In my previous post, I wrote about the meaning-making power of stories and the value in teaching the overarching storyline of the Bible. In the current post, I will suggest a practical way to teach that overarching storyline that also maintains faithfulness to the Bible’s own presentation. I will also give an example teaching/preaching series on the overarching story of the Bible.

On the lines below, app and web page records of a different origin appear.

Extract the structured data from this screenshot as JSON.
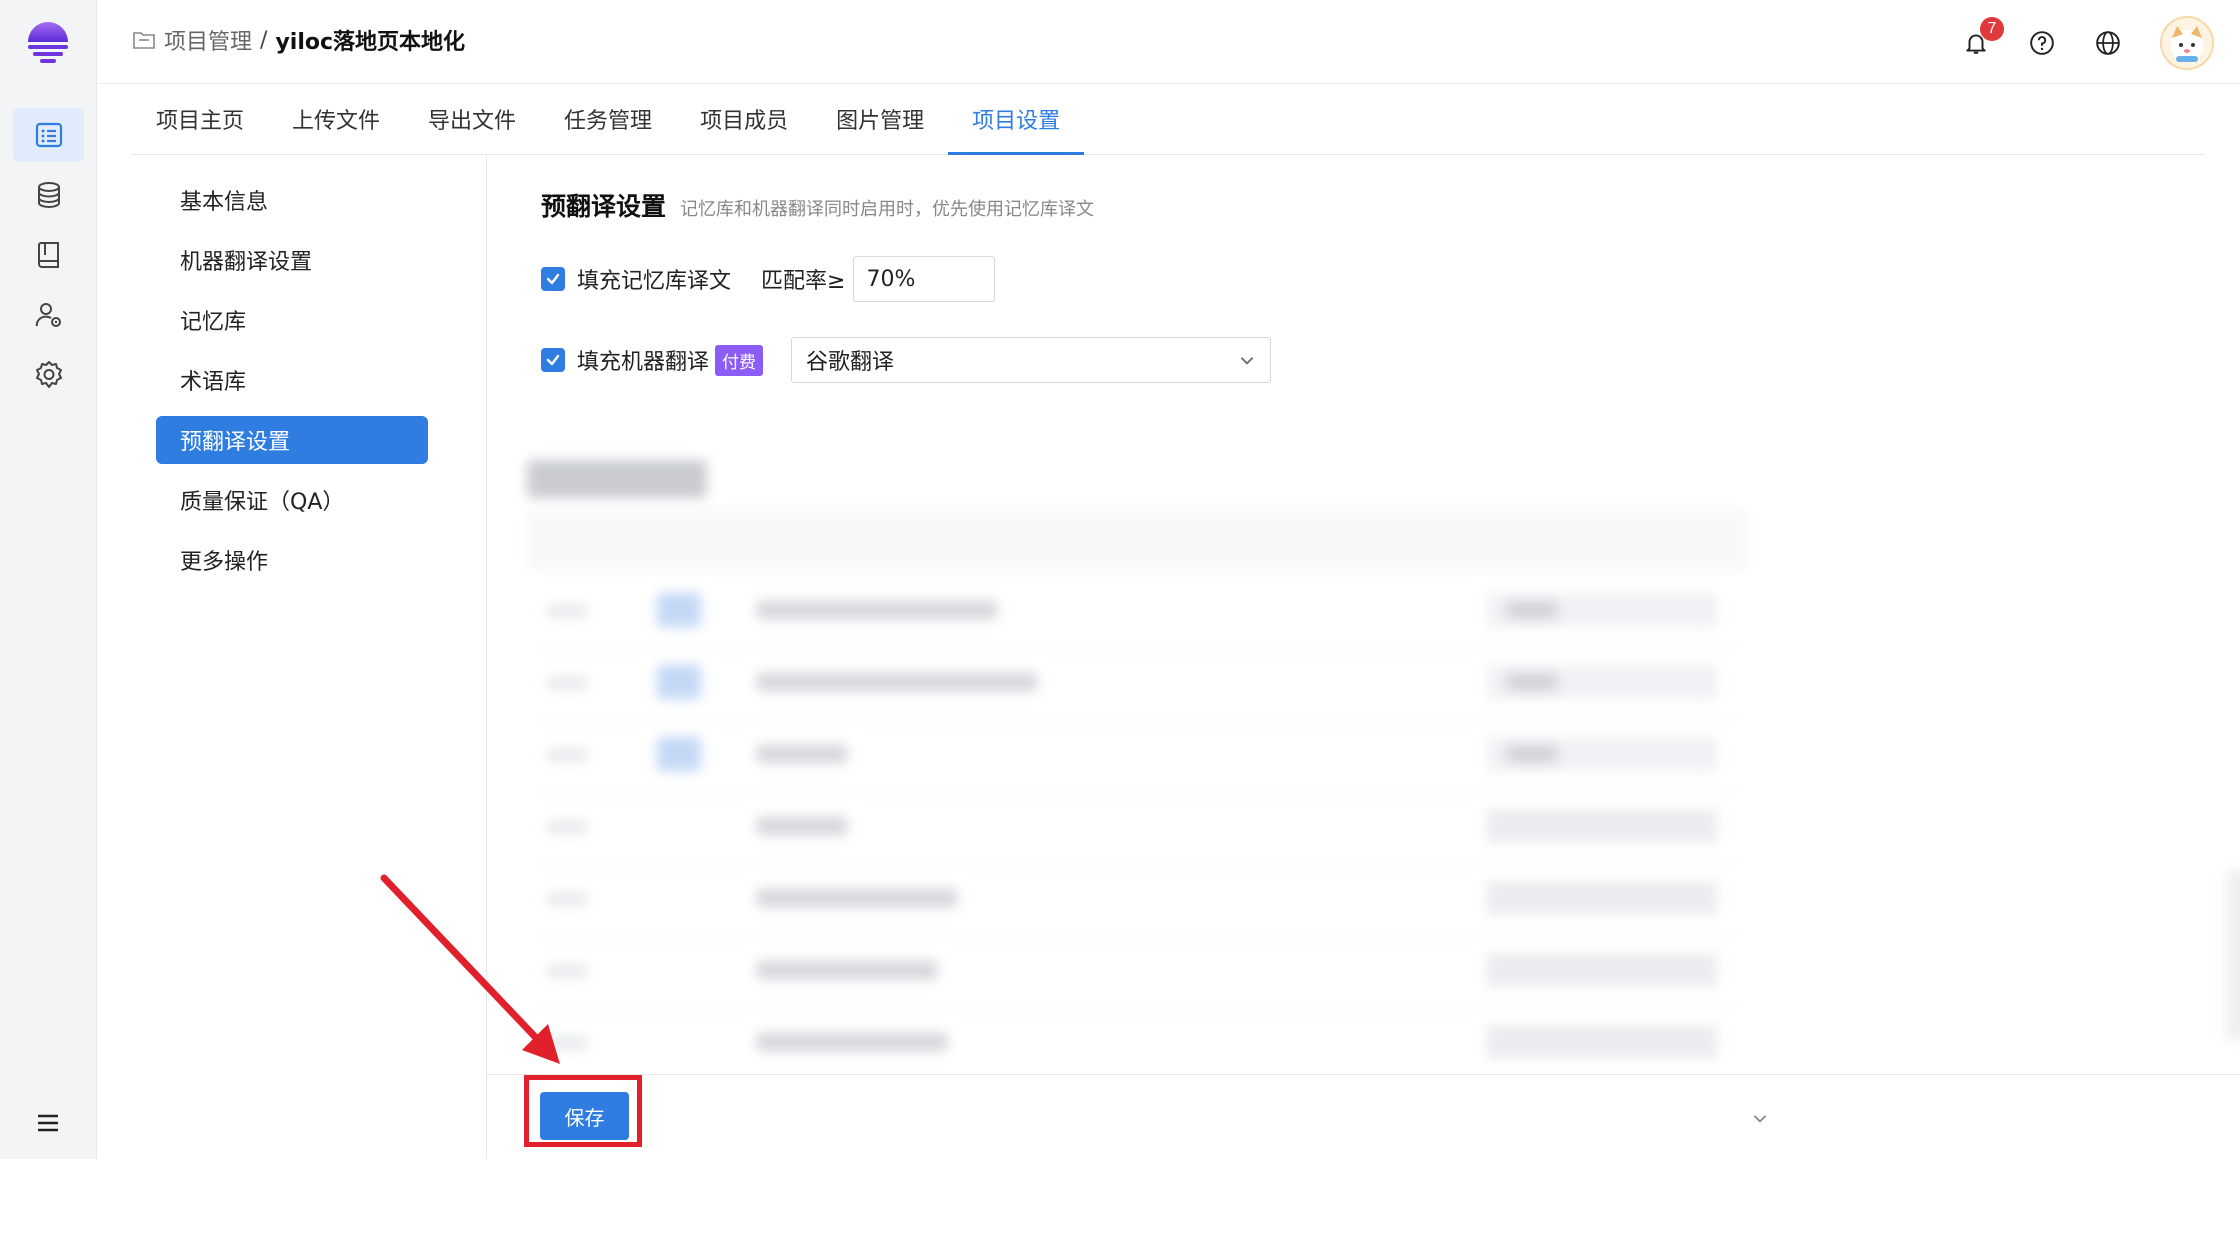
{
  "breadcrumb": {
    "parent": "项目管理",
    "separator": "/",
    "current": "yiloc落地页本地化"
  },
  "header": {
    "notification_count": "7"
  },
  "tabs": [
    {
      "label": "项目主页"
    },
    {
      "label": "上传文件"
    },
    {
      "label": "导出文件"
    },
    {
      "label": "任务管理"
    },
    {
      "label": "项目成员"
    },
    {
      "label": "图片管理"
    },
    {
      "label": "项目设置",
      "active": true
    }
  ],
  "settings_menu": [
    {
      "label": "基本信息"
    },
    {
      "label": "机器翻译设置"
    },
    {
      "label": "记忆库"
    },
    {
      "label": "术语库"
    },
    {
      "label": "预翻译设置",
      "active": true
    },
    {
      "label": "质量保证（QA）"
    },
    {
      "label": "更多操作"
    }
  ],
  "pretranslate": {
    "title": "预翻译设置",
    "hint": "记忆库和机器翻译同时启用时，优先使用记忆库译文",
    "fill_tm_label": "填充记忆库译文",
    "fill_tm_checked": true,
    "match_label": "匹配率≥",
    "match_value": "70%",
    "fill_mt_label": "填充机器翻译",
    "fill_mt_checked": true,
    "paid_tag": "付费",
    "engine_value": "谷歌翻译"
  },
  "footer": {
    "save_label": "保存"
  },
  "colors": {
    "accent": "#2f7de1",
    "paid_tag": "#8b5cf6",
    "annotation": "#e0202a"
  }
}
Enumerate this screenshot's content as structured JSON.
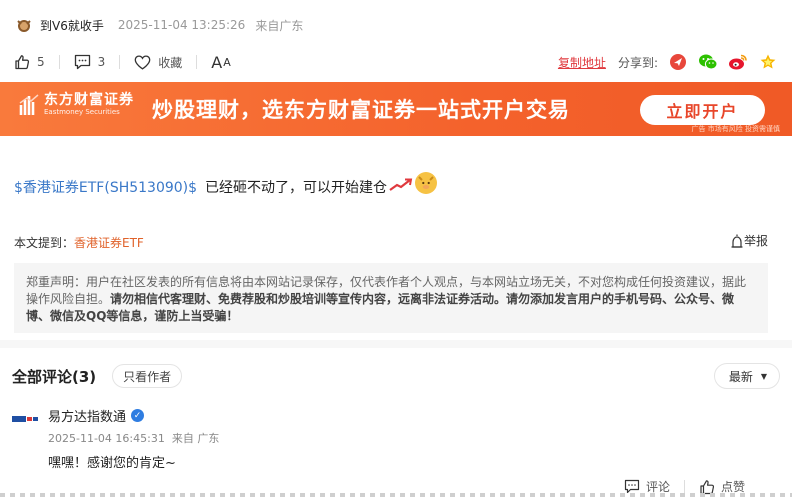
{
  "post": {
    "author": "到V6就收手",
    "time": "2025-11-04 13:25:26",
    "from": "来自广东"
  },
  "actions": {
    "likes": "5",
    "comments": "3",
    "collect_label": "收藏",
    "font_label": "A",
    "font_label_small": "A",
    "copy_link": "复制地址",
    "share_label": "分享到:"
  },
  "banner": {
    "logo_cn": "东方财富证券",
    "logo_en": "Eastmoney Securities",
    "slogan": "炒股理财，选东方财富证券一站式开户交易",
    "button": "立即开户",
    "note": "广告 市场有风险 投资需谨慎"
  },
  "body": {
    "stock_link": "$香港证券ETF(SH513090)$",
    "text": "已经砸不动了，可以开始建仓"
  },
  "mention": {
    "label": "本文提到：",
    "link": "香港证券ETF"
  },
  "report_label": "举报",
  "disclaimer": {
    "normal": "郑重声明：用户在社区发表的所有信息将由本网站记录保存，仅代表作者个人观点，与本网站立场无关，不对您构成任何投资建议，据此操作风险自担。",
    "bold": "请勿相信代客理财、免费荐股和炒股培训等宣传内容，远离非法证券活动。请勿添加发言用户的手机号码、公众号、微博、微信及QQ等信息，谨防上当受骗！"
  },
  "comments": {
    "title": "全部评论(3)",
    "only_author": "只看作者",
    "sort": "最新",
    "items": [
      {
        "name": "易方达指数通",
        "time": "2025-11-04 16:45:31",
        "from": "来自 广东",
        "text": "嘿嘿！感谢您的肯定~",
        "reply_label": "评论",
        "like_label": "点赞"
      }
    ]
  },
  "colors": {
    "accent_red": "#e0393e",
    "banner_orange": "#f4622c",
    "link_blue": "#3a78c8",
    "mention_orange": "#e0622a"
  }
}
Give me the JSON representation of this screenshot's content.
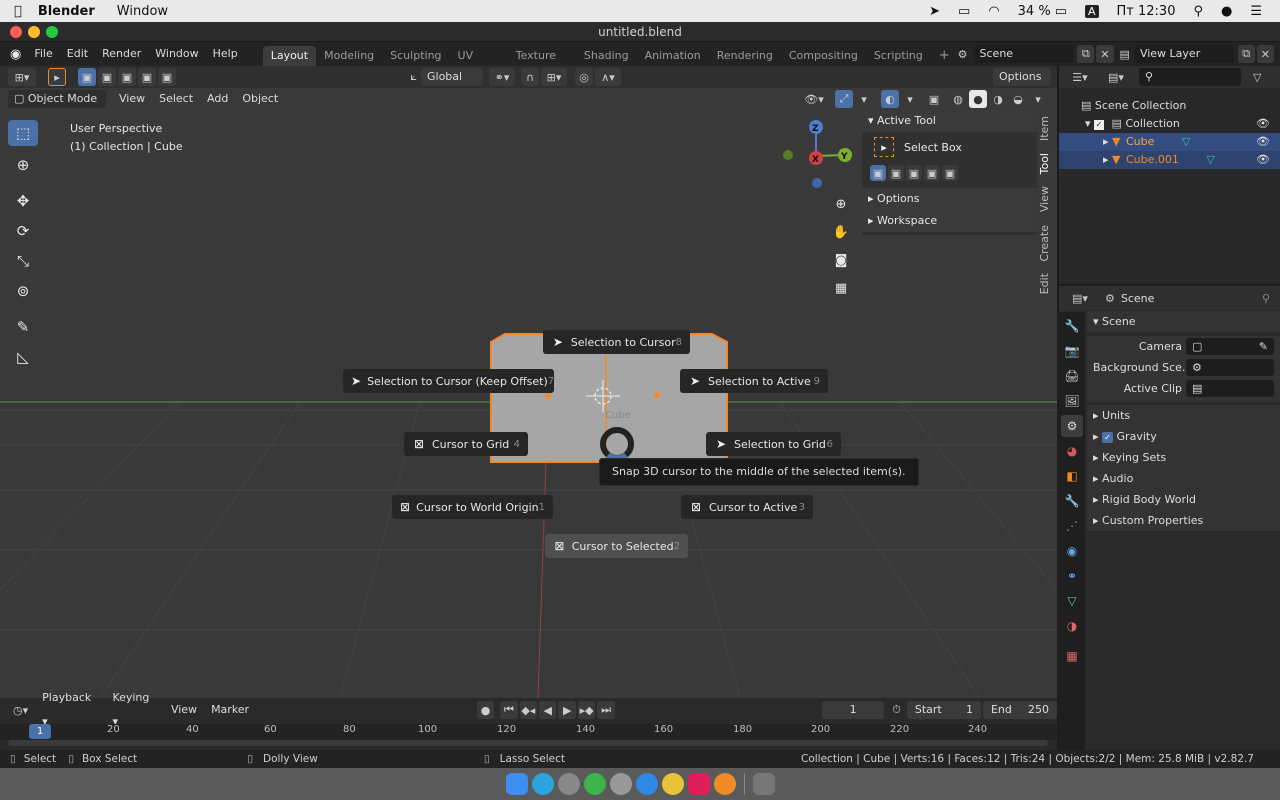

Although the Christian Bible consists of 66 books written by various authors over many centuries, the biblical writers shared the assumption that God was directing and fulfilling his plan in human history. Additionally, these writers often pointed to the same set of turning points in salvation history–specific times when God made covenants with his people. For instance, as the Psalmist celebrates God’s redemption of his people and the giving of the Torah, this new relationship fulfills previous promises God made to their patriarch Abraham (Psalm 105:42-45). In Galatians 3, the Apostle Paul explains how Christ fulfills the covenant promises made to both Abraham and Moses. The Bible seems to assume that God’s overarching story has chapters or turning points marked off by covenants. Covenants were an ancient form of agreement that God used to communicate his relationship with his chosen people. Covenants were more than contracts or promises but an all-encompassing bond between God and people. Continue reading